● RECORDED INFORMATION:

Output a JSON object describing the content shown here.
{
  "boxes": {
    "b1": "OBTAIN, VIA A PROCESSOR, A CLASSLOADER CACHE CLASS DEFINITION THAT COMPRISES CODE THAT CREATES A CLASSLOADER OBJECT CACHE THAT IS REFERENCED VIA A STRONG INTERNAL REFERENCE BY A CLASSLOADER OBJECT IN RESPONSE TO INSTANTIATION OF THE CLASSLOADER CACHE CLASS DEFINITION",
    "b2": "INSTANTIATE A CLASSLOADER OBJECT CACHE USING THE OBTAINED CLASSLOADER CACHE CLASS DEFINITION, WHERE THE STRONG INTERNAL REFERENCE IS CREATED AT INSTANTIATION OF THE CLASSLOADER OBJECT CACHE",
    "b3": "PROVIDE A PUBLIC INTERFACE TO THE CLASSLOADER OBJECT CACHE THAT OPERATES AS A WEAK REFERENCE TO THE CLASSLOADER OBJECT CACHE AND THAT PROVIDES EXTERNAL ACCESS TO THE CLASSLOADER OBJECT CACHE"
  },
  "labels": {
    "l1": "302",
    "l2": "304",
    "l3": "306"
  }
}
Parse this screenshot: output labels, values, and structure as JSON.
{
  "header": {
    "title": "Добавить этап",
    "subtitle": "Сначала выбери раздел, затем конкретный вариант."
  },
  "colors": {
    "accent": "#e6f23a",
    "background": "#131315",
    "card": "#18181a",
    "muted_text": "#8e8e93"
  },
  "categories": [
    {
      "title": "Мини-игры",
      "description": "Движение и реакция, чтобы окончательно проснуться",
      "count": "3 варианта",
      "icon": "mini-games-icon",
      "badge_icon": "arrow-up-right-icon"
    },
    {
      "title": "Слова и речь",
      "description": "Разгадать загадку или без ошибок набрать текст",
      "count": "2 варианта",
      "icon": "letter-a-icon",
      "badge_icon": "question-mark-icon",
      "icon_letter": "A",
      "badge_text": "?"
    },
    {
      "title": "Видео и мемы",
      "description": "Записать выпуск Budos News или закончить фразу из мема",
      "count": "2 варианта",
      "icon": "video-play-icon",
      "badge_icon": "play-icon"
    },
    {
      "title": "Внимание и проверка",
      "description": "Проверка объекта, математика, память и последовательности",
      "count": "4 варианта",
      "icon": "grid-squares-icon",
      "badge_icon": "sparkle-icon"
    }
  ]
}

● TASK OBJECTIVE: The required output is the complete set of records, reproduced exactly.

● ANSWER FOR THIS EXERCISE:
Output a JSON object describing the content shown here.
{
  "boxes": {
    "b1": "OBTAIN, VIA A PROCESSOR, A CLASSLOADER CACHE CLASS DEFINITION THAT COMPRISES CODE THAT CREATES A CLASSLOADER OBJECT CACHE THAT IS REFERENCED VIA A STRONG INTERNAL REFERENCE BY A CLASSLOADER OBJECT IN RESPONSE TO INSTANTIATION OF THE CLASSLOADER CACHE CLASS DEFINITION",
    "b2": "INSTANTIATE A CLASSLOADER OBJECT CACHE USING THE OBTAINED CLASSLOADER CACHE CLASS DEFINITION, WHERE THE STRONG INTERNAL REFERENCE IS CREATED AT INSTANTIATION OF THE CLASSLOADER OBJECT CACHE",
    "b3": "PROVIDE A PUBLIC INTERFACE TO THE CLASSLOADER OBJECT CACHE THAT OPERATES AS A WEAK REFERENCE TO THE CLASSLOADER OBJECT CACHE AND THAT PROVIDES EXTERNAL ACCESS TO THE CLASSLOADER OBJECT CACHE"
  },
  "labels": {
    "l1": "302",
    "l2": "304",
    "l3": "306"
  }
}
Parse this screenshot: output labels, values, and structure as JSON.
{
  "header": {
    "title": "Добавить этап",
    "subtitle": "Сначала выбери раздел, затем конкретный вариант."
  },
  "colors": {
    "accent": "#e6f23a",
    "background": "#131315",
    "card": "#18181a",
    "muted_text": "#8e8e93"
  },
  "categories": [
    {
      "title": "Мини-игры",
      "description": "Движение и реакция, чтобы окончательно проснуться",
      "count": "3 варианта",
      "icon": "mini-games-icon",
      "badge_icon": "arrow-up-right-icon"
    },
    {
      "title": "Слова и речь",
      "description": "Разгадать загадку или без ошибок набрать текст",
      "count": "2 варианта",
      "icon": "letter-a-icon",
      "badge_icon": "question-mark-icon",
      "icon_letter": "A",
      "badge_text": "?"
    },
    {
      "title": "Видео и мемы",
      "description": "Записать выпуск Budos News или закончить фразу из мема",
      "count": "2 варианта",
      "icon": "video-play-icon",
      "badge_icon": "play-icon"
    },
    {
      "title": "Внимание и проверка",
      "description": "Проверка объекта, математика, память и последовательности",
      "count": "4 варианта",
      "icon": "grid-squares-icon",
      "badge_icon": "sparkle-icon"
    }
  ]
}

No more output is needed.